Records drawn from a dataset:
══════

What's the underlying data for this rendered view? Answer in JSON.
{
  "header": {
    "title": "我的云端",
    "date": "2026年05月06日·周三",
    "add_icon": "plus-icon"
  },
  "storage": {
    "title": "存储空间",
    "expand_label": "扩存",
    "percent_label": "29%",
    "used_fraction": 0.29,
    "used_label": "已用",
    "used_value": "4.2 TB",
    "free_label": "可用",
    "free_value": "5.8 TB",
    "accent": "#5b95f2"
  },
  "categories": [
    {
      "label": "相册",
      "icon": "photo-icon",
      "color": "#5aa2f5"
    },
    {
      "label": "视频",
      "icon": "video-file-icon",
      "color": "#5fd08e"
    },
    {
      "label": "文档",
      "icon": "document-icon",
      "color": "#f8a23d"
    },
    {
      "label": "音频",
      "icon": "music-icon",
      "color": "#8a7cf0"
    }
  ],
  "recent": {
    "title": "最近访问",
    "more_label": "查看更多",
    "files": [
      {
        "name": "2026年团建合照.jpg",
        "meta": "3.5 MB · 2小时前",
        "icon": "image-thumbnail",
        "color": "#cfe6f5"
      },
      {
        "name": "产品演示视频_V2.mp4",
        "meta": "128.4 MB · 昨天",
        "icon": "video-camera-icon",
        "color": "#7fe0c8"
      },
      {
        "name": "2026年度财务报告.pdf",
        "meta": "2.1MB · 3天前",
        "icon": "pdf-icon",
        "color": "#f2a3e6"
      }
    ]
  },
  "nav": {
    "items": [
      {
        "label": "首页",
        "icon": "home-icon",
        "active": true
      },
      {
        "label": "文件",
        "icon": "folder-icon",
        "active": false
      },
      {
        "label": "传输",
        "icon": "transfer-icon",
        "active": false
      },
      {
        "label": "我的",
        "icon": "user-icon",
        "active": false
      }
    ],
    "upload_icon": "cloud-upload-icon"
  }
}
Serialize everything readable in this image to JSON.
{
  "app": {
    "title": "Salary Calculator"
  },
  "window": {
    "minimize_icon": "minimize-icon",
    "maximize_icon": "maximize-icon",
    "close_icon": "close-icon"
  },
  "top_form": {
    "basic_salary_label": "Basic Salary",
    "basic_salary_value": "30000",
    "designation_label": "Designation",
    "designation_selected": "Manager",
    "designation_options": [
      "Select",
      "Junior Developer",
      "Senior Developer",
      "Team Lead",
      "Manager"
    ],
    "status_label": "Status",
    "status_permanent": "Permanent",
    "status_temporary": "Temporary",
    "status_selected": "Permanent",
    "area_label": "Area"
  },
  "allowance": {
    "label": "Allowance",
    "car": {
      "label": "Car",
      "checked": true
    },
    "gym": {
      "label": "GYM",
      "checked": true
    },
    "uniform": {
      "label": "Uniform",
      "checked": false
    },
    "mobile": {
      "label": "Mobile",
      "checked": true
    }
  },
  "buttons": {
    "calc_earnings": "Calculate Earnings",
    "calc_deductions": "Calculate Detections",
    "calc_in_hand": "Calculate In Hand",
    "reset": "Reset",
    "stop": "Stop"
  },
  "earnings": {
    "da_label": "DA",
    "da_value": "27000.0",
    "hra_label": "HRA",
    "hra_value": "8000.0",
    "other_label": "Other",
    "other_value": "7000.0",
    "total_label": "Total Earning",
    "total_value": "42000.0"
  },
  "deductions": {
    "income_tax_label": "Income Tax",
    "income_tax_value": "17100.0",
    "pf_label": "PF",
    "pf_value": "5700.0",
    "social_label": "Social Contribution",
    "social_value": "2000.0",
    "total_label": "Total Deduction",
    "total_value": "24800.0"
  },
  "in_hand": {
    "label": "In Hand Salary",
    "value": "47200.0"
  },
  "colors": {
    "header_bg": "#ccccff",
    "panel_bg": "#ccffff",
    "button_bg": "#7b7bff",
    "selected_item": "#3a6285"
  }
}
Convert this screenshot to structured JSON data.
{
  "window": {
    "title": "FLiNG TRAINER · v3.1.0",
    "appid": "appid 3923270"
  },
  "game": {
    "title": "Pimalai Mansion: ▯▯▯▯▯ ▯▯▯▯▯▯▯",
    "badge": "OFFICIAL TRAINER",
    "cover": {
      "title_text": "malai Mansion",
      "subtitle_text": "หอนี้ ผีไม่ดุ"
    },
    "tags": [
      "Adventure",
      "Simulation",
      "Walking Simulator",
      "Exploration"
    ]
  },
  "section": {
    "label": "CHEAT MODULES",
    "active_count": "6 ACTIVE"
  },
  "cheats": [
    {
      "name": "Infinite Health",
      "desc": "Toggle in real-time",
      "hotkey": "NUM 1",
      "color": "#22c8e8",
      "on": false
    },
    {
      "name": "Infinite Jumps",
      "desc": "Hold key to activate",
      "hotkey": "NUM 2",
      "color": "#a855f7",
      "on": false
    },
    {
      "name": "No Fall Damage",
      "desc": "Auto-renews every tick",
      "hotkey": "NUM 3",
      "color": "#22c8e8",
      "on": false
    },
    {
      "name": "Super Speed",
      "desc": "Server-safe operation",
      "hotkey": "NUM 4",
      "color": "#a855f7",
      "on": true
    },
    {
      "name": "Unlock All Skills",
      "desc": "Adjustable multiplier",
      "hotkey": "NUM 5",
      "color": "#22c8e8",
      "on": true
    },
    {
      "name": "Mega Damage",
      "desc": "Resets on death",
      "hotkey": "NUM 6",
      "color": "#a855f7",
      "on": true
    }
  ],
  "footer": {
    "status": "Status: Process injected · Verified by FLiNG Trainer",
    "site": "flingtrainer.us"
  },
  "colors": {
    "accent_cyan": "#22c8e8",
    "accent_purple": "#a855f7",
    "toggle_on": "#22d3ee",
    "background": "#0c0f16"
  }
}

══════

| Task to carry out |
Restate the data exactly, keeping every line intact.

| Solution for this task |
What's the underlying data for this rendered view? Answer in JSON.
{
  "header": {
    "title": "我的云端",
    "date": "2026年05月06日·周三",
    "add_icon": "plus-icon"
  },
  "storage": {
    "title": "存储空间",
    "expand_label": "扩存",
    "percent_label": "29%",
    "used_fraction": 0.29,
    "used_label": "已用",
    "used_value": "4.2 TB",
    "free_label": "可用",
    "free_value": "5.8 TB",
    "accent": "#5b95f2"
  },
  "categories": [
    {
      "label": "相册",
      "icon": "photo-icon",
      "color": "#5aa2f5"
    },
    {
      "label": "视频",
      "icon": "video-file-icon",
      "color": "#5fd08e"
    },
    {
      "label": "文档",
      "icon": "document-icon",
      "color": "#f8a23d"
    },
    {
      "label": "音频",
      "icon": "music-icon",
      "color": "#8a7cf0"
    }
  ],
  "recent": {
    "title": "最近访问",
    "more_label": "查看更多",
    "files": [
      {
        "name": "2026年团建合照.jpg",
        "meta": "3.5 MB · 2小时前",
        "icon": "image-thumbnail",
        "color": "#cfe6f5"
      },
      {
        "name": "产品演示视频_V2.mp4",
        "meta": "128.4 MB · 昨天",
        "icon": "video-camera-icon",
        "color": "#7fe0c8"
      },
      {
        "name": "2026年度财务报告.pdf",
        "meta": "2.1MB · 3天前",
        "icon": "pdf-icon",
        "color": "#f2a3e6"
      }
    ]
  },
  "nav": {
    "items": [
      {
        "label": "首页",
        "icon": "home-icon",
        "active": true
      },
      {
        "label": "文件",
        "icon": "folder-icon",
        "active": false
      },
      {
        "label": "传输",
        "icon": "transfer-icon",
        "active": false
      },
      {
        "label": "我的",
        "icon": "user-icon",
        "active": false
      }
    ],
    "upload_icon": "cloud-upload-icon"
  }
}
Serialize everything readable in this image to JSON.
{
  "app": {
    "title": "Salary Calculator"
  },
  "window": {
    "minimize_icon": "minimize-icon",
    "maximize_icon": "maximize-icon",
    "close_icon": "close-icon"
  },
  "top_form": {
    "basic_salary_label": "Basic Salary",
    "basic_salary_value": "30000",
    "designation_label": "Designation",
    "designation_selected": "Manager",
    "designation_options": [
      "Select",
      "Junior Developer",
      "Senior Developer",
      "Team Lead",
      "Manager"
    ],
    "status_label": "Status",
    "status_permanent": "Permanent",
    "status_temporary": "Temporary",
    "status_selected": "Permanent",
    "area_label": "Area"
  },
  "allowance": {
    "label": "Allowance",
    "car": {
      "label": "Car",
      "checked": true
    },
    "gym": {
      "label": "GYM",
      "checked": true
    },
    "uniform": {
      "label": "Uniform",
      "checked": false
    },
    "mobile": {
      "label": "Mobile",
      "checked": true
    }
  },
  "buttons": {
    "calc_earnings": "Calculate Earnings",
    "calc_deductions": "Calculate Detections",
    "calc_in_hand": "Calculate In Hand",
    "reset": "Reset",
    "stop": "Stop"
  },
  "earnings": {
    "da_label": "DA",
    "da_value": "27000.0",
    "hra_label": "HRA",
    "hra_value": "8000.0",
    "other_label": "Other",
    "other_value": "7000.0",
    "total_label": "Total Earning",
    "total_value": "42000.0"
  },
  "deductions": {
    "income_tax_label": "Income Tax",
    "income_tax_value": "17100.0",
    "pf_label": "PF",
    "pf_value": "5700.0",
    "social_label": "Social Contribution",
    "social_value": "2000.0",
    "total_label": "Total Deduction",
    "total_value": "24800.0"
  },
  "in_hand": {
    "label": "In Hand Salary",
    "value": "47200.0"
  },
  "colors": {
    "header_bg": "#ccccff",
    "panel_bg": "#ccffff",
    "button_bg": "#7b7bff",
    "selected_item": "#3a6285"
  }
}
Convert this screenshot to structured JSON data.
{
  "window": {
    "title": "FLiNG TRAINER · v3.1.0",
    "appid": "appid 3923270"
  },
  "game": {
    "title": "Pimalai Mansion: ▯▯▯▯▯ ▯▯▯▯▯▯▯",
    "badge": "OFFICIAL TRAINER",
    "cover": {
      "title_text": "malai Mansion",
      "subtitle_text": "หอนี้ ผีไม่ดุ"
    },
    "tags": [
      "Adventure",
      "Simulation",
      "Walking Simulator",
      "Exploration"
    ]
  },
  "section": {
    "label": "CHEAT MODULES",
    "active_count": "6 ACTIVE"
  },
  "cheats": [
    {
      "name": "Infinite Health",
      "desc": "Toggle in real-time",
      "hotkey": "NUM 1",
      "color": "#22c8e8",
      "on": false
    },
    {
      "name": "Infinite Jumps",
      "desc": "Hold key to activate",
      "hotkey": "NUM 2",
      "color": "#a855f7",
      "on": false
    },
    {
      "name": "No Fall Damage",
      "desc": "Auto-renews every tick",
      "hotkey": "NUM 3",
      "color": "#22c8e8",
      "on": false
    },
    {
      "name": "Super Speed",
      "desc": "Server-safe operation",
      "hotkey": "NUM 4",
      "color": "#a855f7",
      "on": true
    },
    {
      "name": "Unlock All Skills",
      "desc": "Adjustable multiplier",
      "hotkey": "NUM 5",
      "color": "#22c8e8",
      "on": true
    },
    {
      "name": "Mega Damage",
      "desc": "Resets on death",
      "hotkey": "NUM 6",
      "color": "#a855f7",
      "on": true
    }
  ],
  "footer": {
    "status": "Status: Process injected · Verified by FLiNG Trainer",
    "site": "flingtrainer.us"
  },
  "colors": {
    "accent_cyan": "#22c8e8",
    "accent_purple": "#a855f7",
    "toggle_on": "#22d3ee",
    "background": "#0c0f16"
  }
}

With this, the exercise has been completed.